I was at an NHLA business meeting talking to people about why they might care about what I had for breakfast. It’s a flip way of talking about the whole “Who cares about Twitter/Facebook/Social?” stuff that I feel I hear softly filtering down from offline populations who mostly know about this sort of technology through print media and TV. So, given an opportunity to talk about what I do all day, I explained how social media permeates and penetrates the things I do.

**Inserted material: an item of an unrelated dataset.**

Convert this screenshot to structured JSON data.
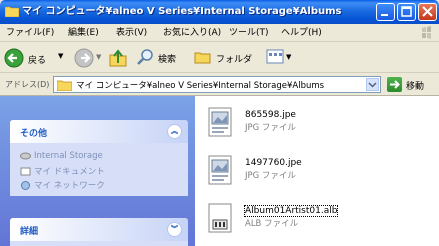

My employer, MetaFilter, has a strong social component as well as claiming over 200 librarians among its members. While the site itself is fairly restricted to bloggish interaction, we have some super-organized members who like to compile Best Of sorts of lists over on our wiki. I think I’ve mentioned this before, but the Read Me page on the wiki now has links to over 1000 threads worth of book recommendations.
Last week I was down at Simmons where I gave a really short talk about … talking. Basically talking about what public speaking entails and offers in the larger world of librarianship. It’s called “You Do What For A Job?” and you might like it.
So, since I was sticking around town working this month I didn’t go to Internet Librarian or most of NELA, and a few smaller conferences. It was fun to read other people’s summaries, and occasionally real-time reactions, for all the presentations. I’ll be making a sort of “what I learned from not going to conferences” post sometime in the next few days. For now, I’m done with public speaking until March and I’m pretty okay with that. It’s been a fun Fall season.
So. I just got back from a weeklong trip that took me to Somerville, Nova Scotia and environs, and the Manchester/Hooksett New Hampshire area. You can see some photos. This is what I did there.
- I went to a brown bag lunch with the Dalhousie students which I mentioned a few days ago. It was really a good time. It was the first brown bag lunch session of the year and there was a big group of first and second year students there, as well as a few faculty members. People had done their homework and had really interesting questions to ask me from many different facets of what I do. We had a nice talk.
- I helped Ryan Deschamps kick off the Learning 2.0 program he is doing at Halifax Public Libraries. I gave a talk on Learning 2.0 called Smart Tiny Tech and hung around for some of the other activities. The Learning 2.0 program is such a fun and non-threatening way to get people really digging under the hood learning some technology topics, I love seeing it being rolled out.
- I gave a talk at NSLA about Library 2.0 topics, a little more “big picture” and a little less specific. I like doing this talk because I can always take the general outline and add local 2.0 examples so it doesn’t look like all 2.0 development is at Ann Arbor District Library and a few other techie-seeming places. My favorite new find was the Natural Resources Library of Canada (Ottowa) and their del.icio.us links.
- Sunday I came home to the states, but not quite back to Vermont. Today I went to the NHLA Everything You Always Wanted to Know About 2.0 workshop where I presented with Andrea and Lichen. I gave a talk about Flickr and del.icio.us and one about Open Source Software which was a modification of Eric Goldhagen’s open source talk that I linked to here (direct link to his ppt). Then we stuck around for the gadget session and the geek session where we actually got a significant amount of hands-on time with the things we had been talking about. This was a really great and often-overlooked thing to be able to do.
Now I’m home and I’m uploading pictures and digging through backed up email and getting ready to start my work week tomorrow after some serious time off. Thanks to everyone who made the trip not just possible but enjoyable. update: Lichen has links to her talks and notes from the day up as well.
When I went to prowl around the Carpenter Memorial Library in Manchester, I saw some old photos of a previous NH Library Association Conference from, I think, 1924. Take a look at these librarians. Greg took a few nice shots of the library interior, love that octagonal reference desk!
I’m giving two talks at NHLA. I gave the keynote today — I LOVE getting to talk about big ideas, keynotes are fun — and now it is online: Until We’re All Robots: Sensible Approaches to Technology in Libraries. It won’t make too much sense unless you look at the printable version with the hidden notes, but you’ll notice I am starting to get a little craftier with the presentations.
The New Hampshire Library Association is having their annual conference in Manchester this coming week. I’ll be there giving a talk about blogs and a talk about robots. Please stop by and say hello if you’re there. I’ll have some new stylesheets for my talks.